Is there anything that the BBC does that is fit for purpose?
Last year, an employment tribunal found that the Corporation’s most senior management had treated disgracefully John Linwood, its ex-chief technical officer who had been ignominiously fired and cast as incompetent. He was blamed for a disastrous attempt at creating a new BBC digital archiving System.
“It makes forensically clear that due process was completely disregarded and Linwood was disgracefully and ridiculously made a scapegoat for systemic, multiple management failure within the very highest echelons of the BBC.”
The tribunal specifically attacked the BBC’s disciplinary procedures, which they said were ‘wholly inadequate’.
Now, begrudgingly – and only after a freedom of information request – the Corporation has revealed that its bull-headed defence of the sacking by the executive board cost licence-fee payers a whopping £498,000. That’s 3,422 licence fees down the chute defending gross incompetence. Given the weakness of the BBC’s case, this can only be described as cavalier profligacy.
And that’s not the only cost: the employment tribunal also ordered the BBC to pay Linwood compensation. The Corporation will not disclose the figure involved, but it’s likely to have been at least £80,000.
To add insult to injury, it has also emerged that Linwood’s lawyers offered to reach a settlement over the dismissal before the hearing went ahead for £50,000.
Earlier in the week, I reported that the BBC news management had rejected monitoring of EU content to ensure impartiality partly because it was regarded by David Jordan, the Director of Editorial Standards, as ‘too expensive’.

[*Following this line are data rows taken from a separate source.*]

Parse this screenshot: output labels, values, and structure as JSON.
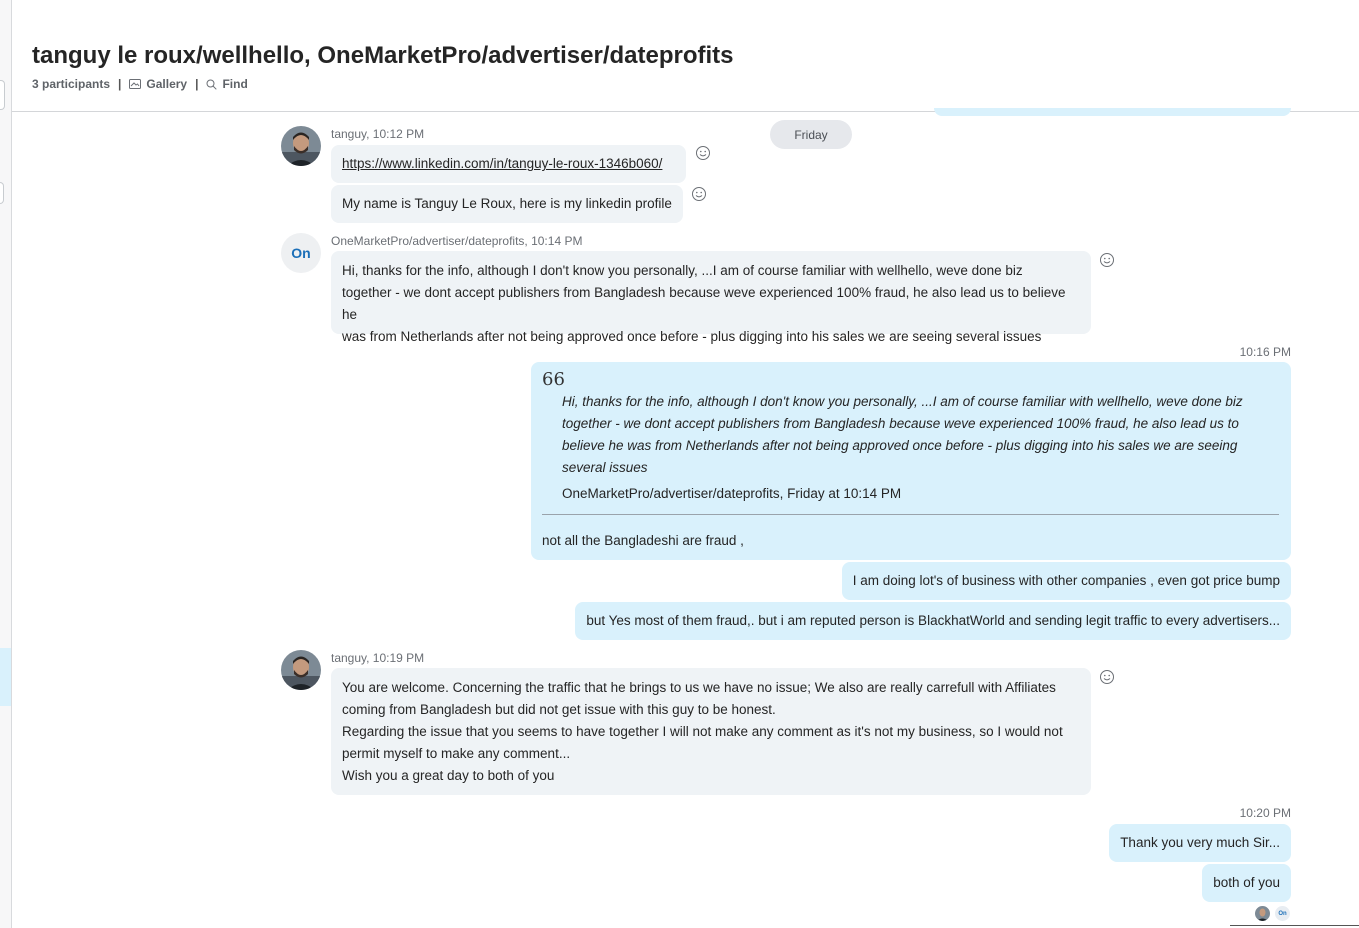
{
  "header": {
    "title": "tanguy le roux/wellhello, OneMarketPro/advertiser/dateprofits",
    "participants": "3 participants",
    "gallery_label": "Gallery",
    "find_label": "Find",
    "separator": "|"
  },
  "day_divider": "Friday",
  "avatar_on_initials": "On",
  "messages": {
    "m1": {
      "sender": "tanguy, 10:12 PM",
      "link": "https://www.linkedin.com/in/tanguy-le-roux-1346b060/",
      "text2": "My name is Tanguy Le Roux, here is my linkedin profile"
    },
    "m2": {
      "sender": "OneMarketPro/advertiser/dateprofits, 10:14 PM",
      "lines": [
        "Hi, thanks for the info, although I don't know you personally, ...I am of course familiar with wellhello, weve done biz",
        "together - we dont accept publishers from Bangladesh because weve experienced 100% fraud, he also lead us to believe he",
        "was from Netherlands after not being approved once before - plus digging into his sales we are seeing several issues"
      ]
    },
    "m3": {
      "time": "10:16 PM",
      "quote_mark": "66",
      "quote_lines": [
        "Hi, thanks for the info, although I don't know you personally, ...I am of course familiar with wellhello, weve done biz",
        "together - we dont accept publishers from Bangladesh because weve experienced 100% fraud, he also lead us to",
        "believe he was from Netherlands after not being approved once before - plus digging into his sales we are seeing",
        "several issues"
      ],
      "quote_source": "OneMarketPro/advertiser/dateprofits, Friday at 10:14 PM",
      "reply": "not all the Bangladeshi are fraud ,",
      "followup1": "I am doing lot's of business with other companies , even got price bump",
      "followup2": "but Yes most of them fraud,. but i am reputed person is BlackhatWorld and sending legit traffic to every advertisers..."
    },
    "m4": {
      "sender": "tanguy, 10:19 PM",
      "lines": [
        "You are welcome. Concerning the traffic that he brings to us we have no issue; We also are really carrefull with Affiliates",
        "coming from Bangladesh but did not get issue with this guy to be honest.",
        "Regarding the issue that you seems to have together I will not make any comment as it's not my business, so I would not",
        "permit myself to make any comment...",
        "Wish you a great day to both of you"
      ]
    },
    "m5": {
      "time": "10:20 PM",
      "text1": "Thank you very much Sir...",
      "text2": "both of you"
    }
  },
  "read_receipt_on": "On",
  "icons": [
    "gallery-icon",
    "search-icon",
    "smiley-react-icon",
    "quote-icon"
  ],
  "colors": {
    "incoming_bubble": "#eff3f6",
    "outgoing_bubble": "#d9f1fc",
    "day_pill": "#e6e8ec",
    "avatar_on_text": "#1b6fb8"
  }
}
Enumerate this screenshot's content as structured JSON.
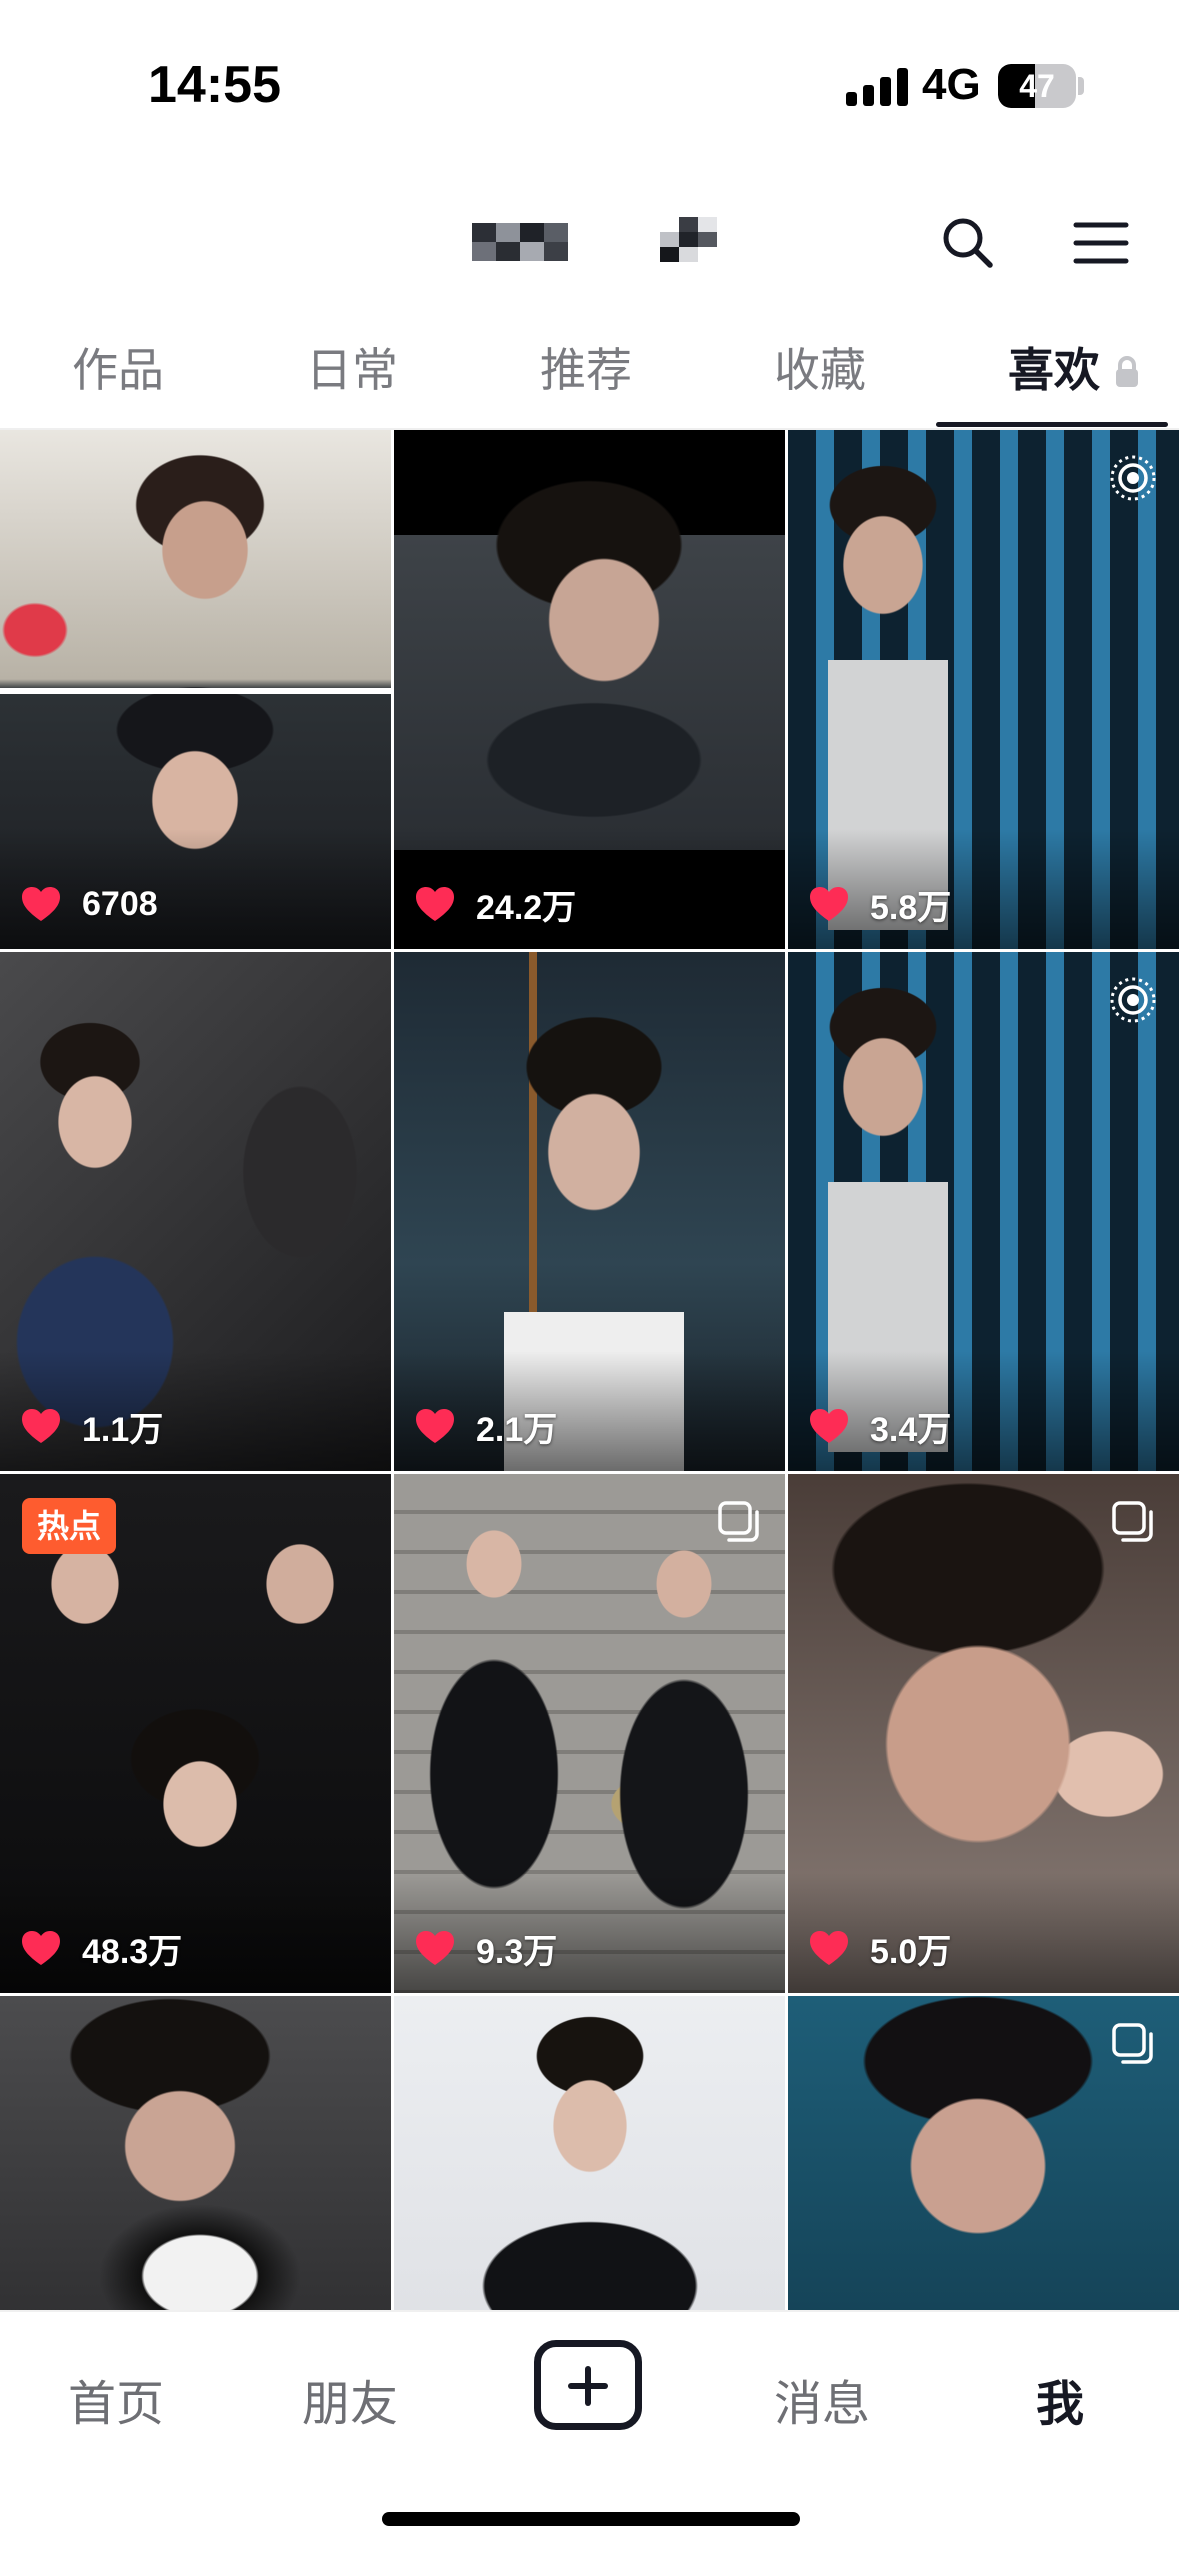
{
  "status_bar": {
    "time": "14:55",
    "network": "4G",
    "battery": "47",
    "battery_level": 0.47
  },
  "header": {
    "icons": [
      "search-icon",
      "menu-icon"
    ]
  },
  "tabs": [
    {
      "label": "作品",
      "active": false
    },
    {
      "label": "日常",
      "active": false
    },
    {
      "label": "推荐",
      "active": false
    },
    {
      "label": "收藏",
      "active": false
    },
    {
      "label": "喜欢",
      "active": true,
      "locked": true
    }
  ],
  "grid": {
    "items": [
      {
        "likes": "6708"
      },
      {
        "likes": "24.2万"
      },
      {
        "likes": "5.8万",
        "badge": "live-icon"
      },
      {
        "likes": "1.1万"
      },
      {
        "likes": "2.1万"
      },
      {
        "likes": "3.4万",
        "badge": "live-icon"
      },
      {
        "likes": "48.3万",
        "tag": "热点"
      },
      {
        "likes": "9.3万",
        "badge": "album-icon"
      },
      {
        "likes": "5.0万",
        "badge": "album-icon"
      },
      {
        "likes": ""
      },
      {
        "likes": ""
      },
      {
        "likes": "",
        "badge": "album-icon"
      }
    ]
  },
  "bottom_nav": {
    "home": "首页",
    "friends": "朋友",
    "messages": "消息",
    "me": "我",
    "active": "我"
  },
  "colors": {
    "heart": "#fe2c55",
    "hot_badge": "#fe5c2f",
    "text_primary": "#161823",
    "text_secondary": "#7a7b80"
  }
}
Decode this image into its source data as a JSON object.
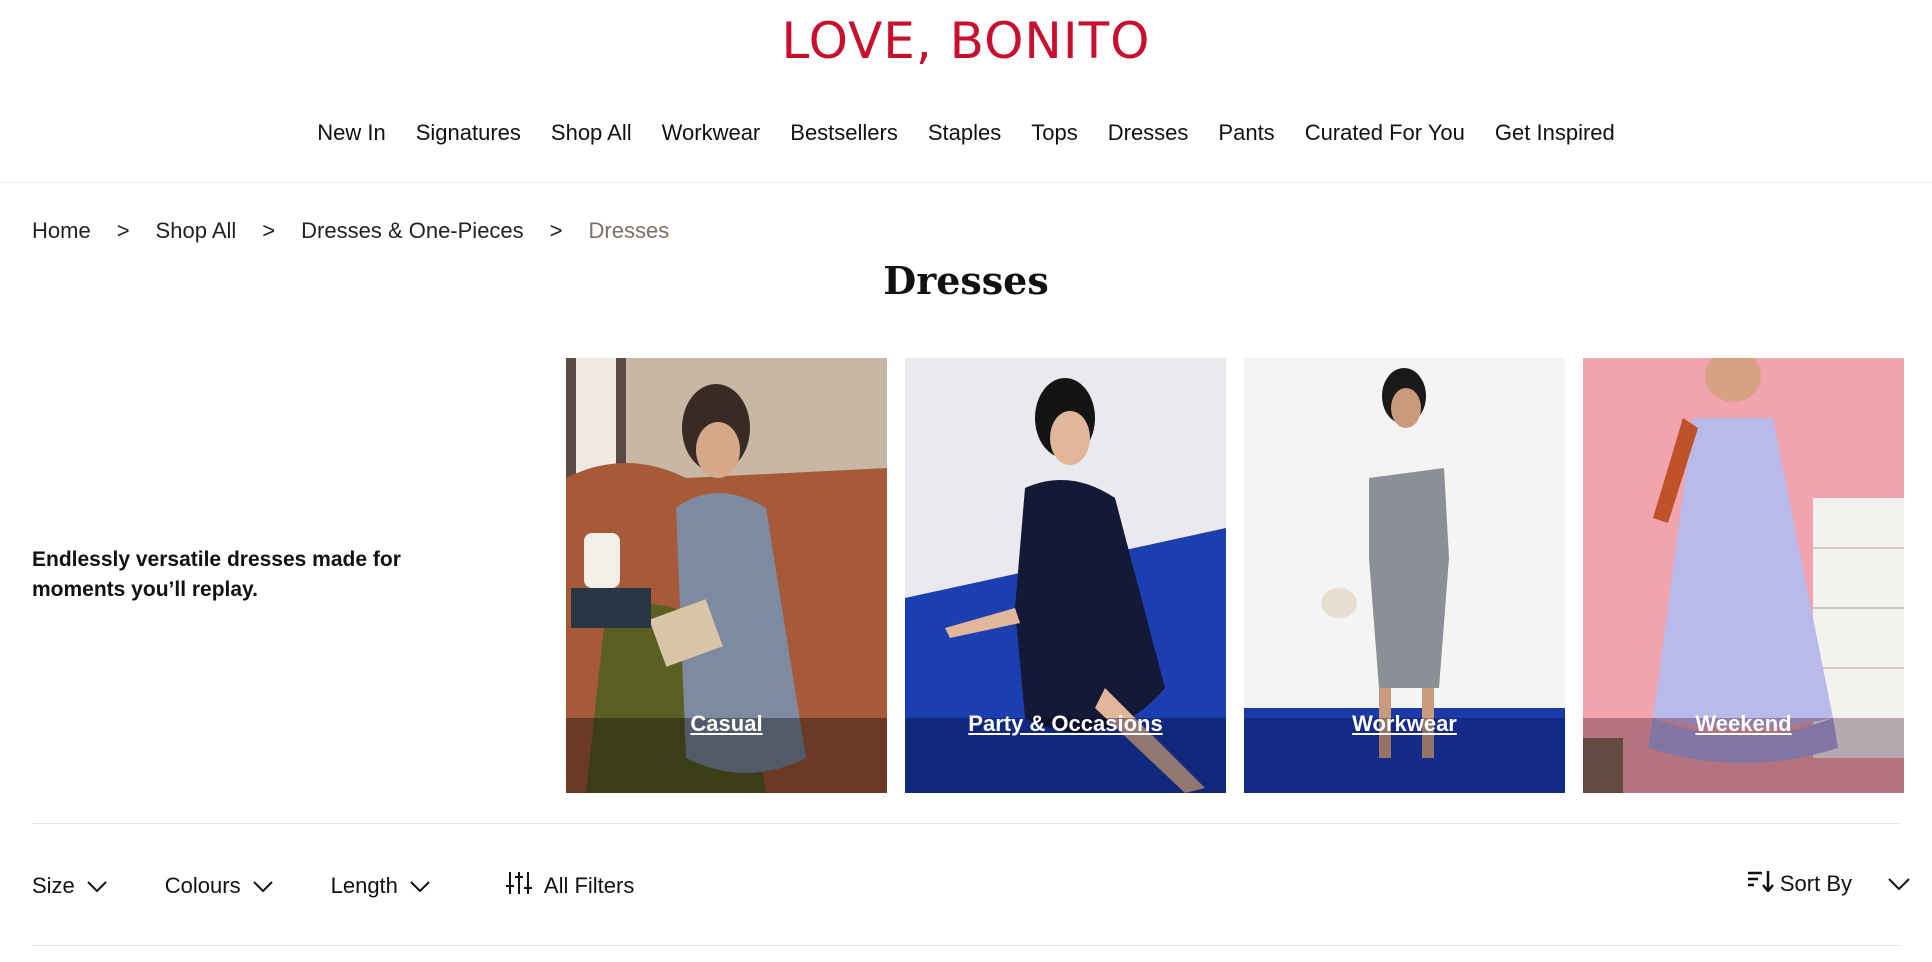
{
  "brand": {
    "logo_text": "LOVE, BONITO",
    "color": "#c8102e"
  },
  "nav": {
    "items": [
      "New In",
      "Signatures",
      "Shop All",
      "Workwear",
      "Bestsellers",
      "Staples",
      "Tops",
      "Dresses",
      "Pants",
      "Curated For You",
      "Get Inspired"
    ]
  },
  "breadcrumb": {
    "items": [
      "Home",
      "Shop All",
      "Dresses & One-Pieces",
      "Dresses"
    ],
    "separator": ">"
  },
  "page": {
    "title": "Dresses",
    "tagline": "Endlessly versatile dresses made for moments you’ll replay."
  },
  "categories": [
    {
      "label": "Casual",
      "image": "woman-lounging-grey-slip-dress"
    },
    {
      "label": "Party & Occasions",
      "image": "woman-seated-navy-halter-dress"
    },
    {
      "label": "Workwear",
      "image": "woman-standing-grey-strapless-dress"
    },
    {
      "label": "Weekend",
      "image": "woman-lilac-tiered-halter-dress"
    }
  ],
  "filters": {
    "size": "Size",
    "colours": "Colours",
    "length": "Length",
    "all_filters": "All Filters",
    "sort_by": "Sort By"
  },
  "icons": {
    "chevron": "chevron-down-icon",
    "filters": "sliders-icon",
    "sort": "sort-icon"
  }
}
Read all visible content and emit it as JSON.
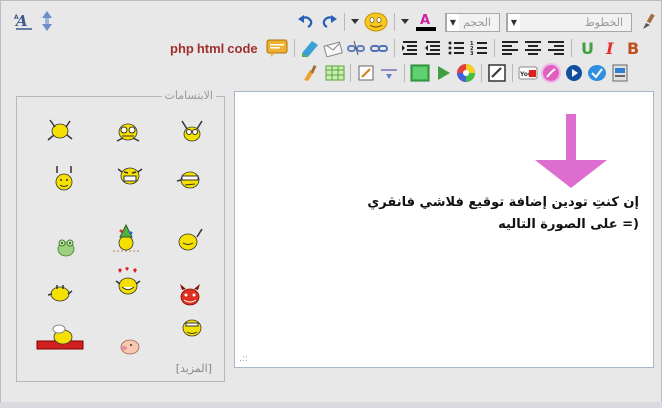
{
  "toolbar": {
    "font_select": "الخطوط",
    "size_select": "الحجم",
    "php_label": "php",
    "html_label": "html",
    "code_label": "code"
  },
  "smilies": {
    "legend": "الابتسامات",
    "more_link": "[المزيد]"
  },
  "editor": {
    "line1": "إن كنتِ تودين إضافة توقيع فلاشي فانقري",
    "line2": "على الصورة التاليه =)"
  },
  "colors": {
    "accent_pink": "#e060c0",
    "arrow": "#dd6ed0",
    "smiley_yellow": "#f5e000"
  }
}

The costs involved in the Linwood ruling show how disastrously out of kilter the BBC’s priorities are. Transparency in the measurement of impartiality? That doesn’t matter a fig. Its only true purpose is the bloody-minded defence of its own interests.